Objectives To identify which patient characteristics are associated with silence towards the healthcare system after experiences of abusive or ethically wrongful transgressive behaviour by healthcare staff.
Design Cross-sectional questionnaire study using the Transgressions of Ethical Principles in Health Care Questionnaire.
Setting A women's clinic in the south of Sweden.
Participants Selection criteria were: consecutive female patients coming for an outpatient appointment, ≥18-year-old, with the ability to speak and understand the Swedish language, and a known address.
Questionnaires were answered by 534 women (60%) who had visited the clinic, of which 293 were included in the present study sample.

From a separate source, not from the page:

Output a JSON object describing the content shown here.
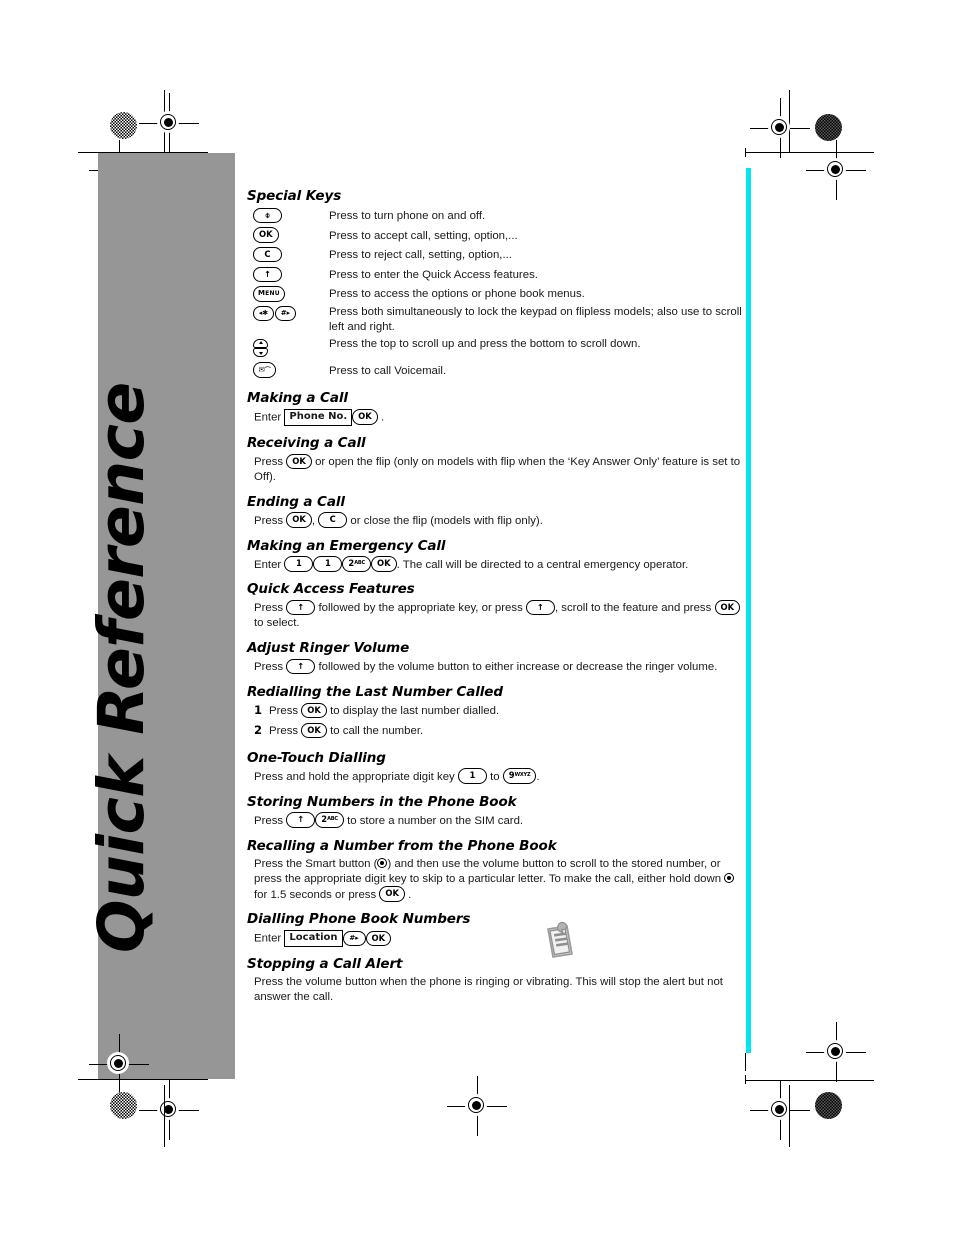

Primary outcome measure How many times the respondent remained silent towards the healthcare system relative to the number of times the respondent spoke up.
Results Associations were found between patients’ silence towards the healthcare system and young age as well as lower self-rated knowledge of patient rights. Both variables showed independent effects on patients’ silence in a multivariate model. No associations were found with social status, country of birth, health or other abuse.
Conclusions The results offer opportunities for designing interventions to stimulate patients to speak up and open up the clinical climate, for which the responsibility lies in the hands of staff; but more research is needed.
BMJ Publishing Group: BMJ Open / BMJ Journals , 2012. Vol. 2, no 6
Funding Agencies|Swedish Research Council|2009-2380|Nordic Council of Ministers||